Top of Dataset records

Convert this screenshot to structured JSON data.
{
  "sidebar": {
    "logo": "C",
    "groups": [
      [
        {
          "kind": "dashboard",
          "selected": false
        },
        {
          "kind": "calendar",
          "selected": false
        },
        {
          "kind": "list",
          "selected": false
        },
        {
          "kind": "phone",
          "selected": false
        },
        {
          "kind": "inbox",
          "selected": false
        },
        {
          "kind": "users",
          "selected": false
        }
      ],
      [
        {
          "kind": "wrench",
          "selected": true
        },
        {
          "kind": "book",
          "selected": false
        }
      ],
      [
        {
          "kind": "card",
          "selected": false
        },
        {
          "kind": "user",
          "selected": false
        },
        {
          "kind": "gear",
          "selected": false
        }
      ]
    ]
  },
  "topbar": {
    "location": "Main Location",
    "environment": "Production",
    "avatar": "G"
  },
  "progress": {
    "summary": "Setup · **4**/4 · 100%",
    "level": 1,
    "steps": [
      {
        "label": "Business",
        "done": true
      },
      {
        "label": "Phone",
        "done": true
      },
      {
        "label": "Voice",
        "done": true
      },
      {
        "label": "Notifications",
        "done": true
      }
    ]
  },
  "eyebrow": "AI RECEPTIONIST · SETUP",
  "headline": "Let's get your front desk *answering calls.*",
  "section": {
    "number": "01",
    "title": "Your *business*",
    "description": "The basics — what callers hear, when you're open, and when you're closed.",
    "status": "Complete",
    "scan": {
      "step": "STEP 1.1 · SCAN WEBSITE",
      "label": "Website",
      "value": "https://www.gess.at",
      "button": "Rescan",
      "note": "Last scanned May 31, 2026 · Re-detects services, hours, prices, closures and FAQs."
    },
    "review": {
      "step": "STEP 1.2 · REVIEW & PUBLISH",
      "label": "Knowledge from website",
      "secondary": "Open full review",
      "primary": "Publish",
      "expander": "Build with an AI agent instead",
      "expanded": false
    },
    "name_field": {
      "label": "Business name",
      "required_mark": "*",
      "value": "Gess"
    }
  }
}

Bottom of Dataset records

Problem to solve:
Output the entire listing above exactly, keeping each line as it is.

Your response:
Convert this screenshot to structured JSON data.
{
  "sidebar": {
    "logo": "C",
    "groups": [
      [
        {
          "kind": "dashboard",
          "selected": false
        },
        {
          "kind": "calendar",
          "selected": false
        },
        {
          "kind": "list",
          "selected": false
        },
        {
          "kind": "phone",
          "selected": false
        },
        {
          "kind": "inbox",
          "selected": false
        },
        {
          "kind": "users",
          "selected": false
        }
      ],
      [
        {
          "kind": "wrench",
          "selected": true
        },
        {
          "kind": "book",
          "selected": false
        }
      ],
      [
        {
          "kind": "card",
          "selected": false
        },
        {
          "kind": "user",
          "selected": false
        },
        {
          "kind": "gear",
          "selected": false
        }
      ]
    ]
  },
  "topbar": {
    "location": "Main Location",
    "environment": "Production",
    "avatar": "G"
  },
  "progress": {
    "summary": "Setup · **4**/4 · 100%",
    "level": 1,
    "steps": [
      {
        "label": "Business",
        "done": true
      },
      {
        "label": "Phone",
        "done": true
      },
      {
        "label": "Voice",
        "done": true
      },
      {
        "label": "Notifications",
        "done": true
      }
    ]
  },
  "eyebrow": "AI RECEPTIONIST · SETUP",
  "headline": "Let's get your front desk *answering calls.*",
  "section": {
    "number": "01",
    "title": "Your *business*",
    "description": "The basics — what callers hear, when you're open, and when you're closed.",
    "status": "Complete",
    "scan": {
      "step": "STEP 1.1 · SCAN WEBSITE",
      "label": "Website",
      "value": "https://www.gess.at",
      "button": "Rescan",
      "note": "Last scanned May 31, 2026 · Re-detects services, hours, prices, closures and FAQs."
    },
    "review": {
      "step": "STEP 1.2 · REVIEW & PUBLISH",
      "label": "Knowledge from website",
      "secondary": "Open full review",
      "primary": "Publish",
      "expander": "Build with an AI agent instead",
      "expanded": false
    },
    "name_field": {
      "label": "Business name",
      "required_mark": "*",
      "value": "Gess"
    }
  }
}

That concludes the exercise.